New York City Treats Tobacco
NYU Langone’s New York City Treats Tobacco (NYCTT) program, in the Department of Population Health’s Section on Tobacco, Alcohol, and Drug Use, works to reduce tobacco-related disease by partnering with healthcare systems to help their patients quit smoking.
Tobacco use causes more than 28,200 premature deaths and more than $10 billion in direct healthcare expenditures and productivity losses each year in New York state. More than 70 percent of people who smoke visit a healthcare provider each year, and most want and expect their providers to help them quit.
Our goal is to work with healthcare systems and providers across New York City to help make it possible for everyone seeking medical or mental healthcare to be screened for tobacco use, particularly patients in low-income communities and those with psychosocial difficulties. Our efforts include working with health systems to document the smoking status of patients in their health records, and advising healthcare providers on the best ways to help their patients access and use evidence-based tobacco cessation resources.
Our program consists of clinical, research, and administrative faculty and staff with experience helping tobacco users successfully quit through tobacco cessation programs at NYU Langone and across New York City. We are funded by a five-year grant from the New York State Department of Health’s Bureau of Tobacco Control, and we work in partnership with the New York City Department of Health and Mental Hygiene’s Primary Care Information Project.
About Health Systems Change
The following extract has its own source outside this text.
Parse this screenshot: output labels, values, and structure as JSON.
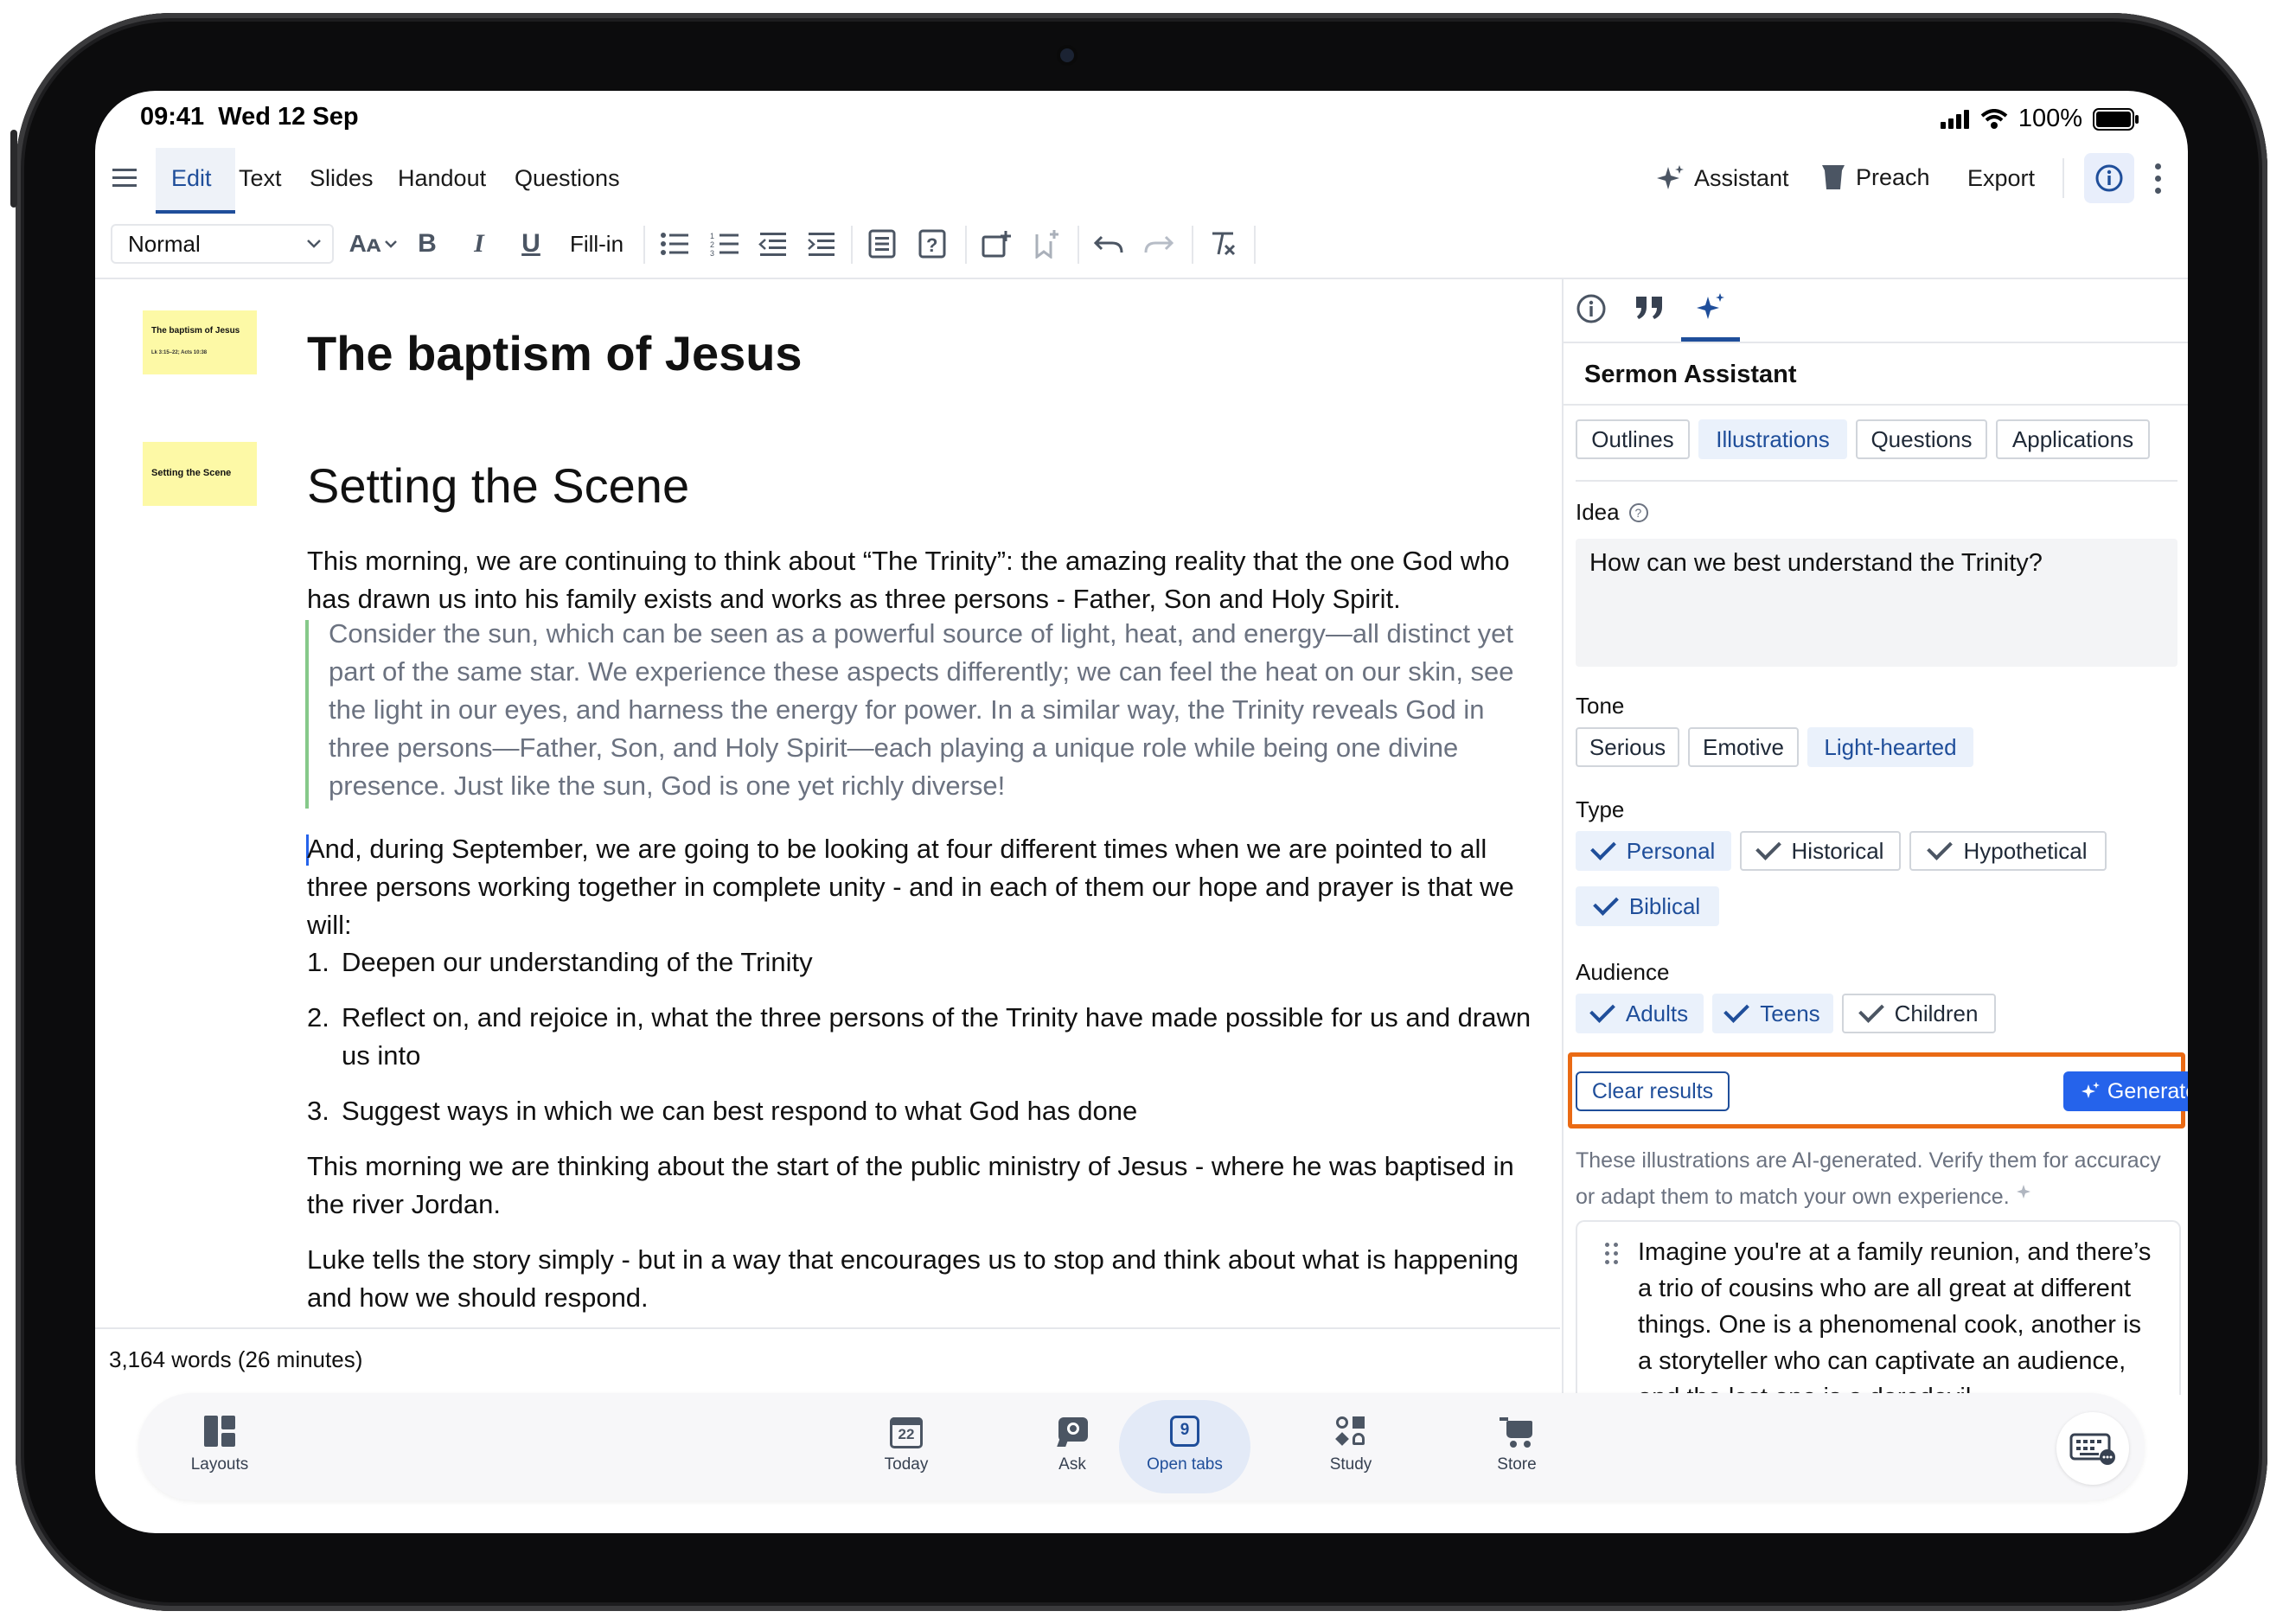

We work with medical and behavioral healthcare providers to implement policy and system changes that incorporate tobacco use screening and treatment into routine clinical care.
Making changes across a health system helps ensure the success of tobacco cessation efforts. It makes it more likely that providers will address tobacco use with their patients, and it improves the overall quality of healthcare delivery. A system-wide approach can also help prevent tobacco-related disease on a larger scale than individually focused efforts and reduce smoking-related healthcare costs and lost productivity. Health systems change is highly ranked among the priorities and regulatory standards of state and federal health initiatives such as Meaningful Use and the Affordable Care Act.
Work with Us
We work with medical and behavioral health facilities across New York City, typically those in communities with low socioeconomic status, serving people who are uninsured or underinsured and who may have psychosocial difficulties. We work most frequently with the following types of healthcare organizations:
- behavioral health clinics licensed by the New York State Office of Mental Health (Article 31 clinics)
- behavioral health outpatient service providers certified by the New York State Office of Alcoholism and Substance Abuse Services (OASAS) or New York State Office of Mental Health
- clinics certified under Article 28 of New York State Public Health Law
- community health centers
- Federally Qualified Health Centers (FQHCs)
- New York City health homes
- Personalized Recovery Oriented Services (PROS) providers
Working with us can help you meet certain requirements for initiatives, including the Delivery System Reform Incentive Payment (DSRIP) Program, Meaningful Use, New York State Smokers’ Quitline’s Opt-to-Quit™ program, Patient-Centered Medical Home (PCMH), and Health Resources and Services Administration (HRSA) Uniform Data System measures.
We are a group of clinicians, researchers, and administrative staff with experience helping tobacco users successfully quit smoking.
Donna Shelley, MD, MPH
Co-Director, Section on Tobacco, Alcohol, and Drug Use
Professor, Departments of Population Health and Medicine
David Davis, LMSW
Project Coordinator for Metro North: Manhattan, the Bronx, and Queens
Kaitlyn Van Allen, MPH
Project Coordinator for Metro South: Brooklyn and Staten Island
We are located in Manhattan at 180 Madison Avenue, on the 17th floor. If your organization is interested in working on smoking cessation efforts or collaborating to raise awareness about smoking and health disparities, contact us at firstname.lastname@example.org.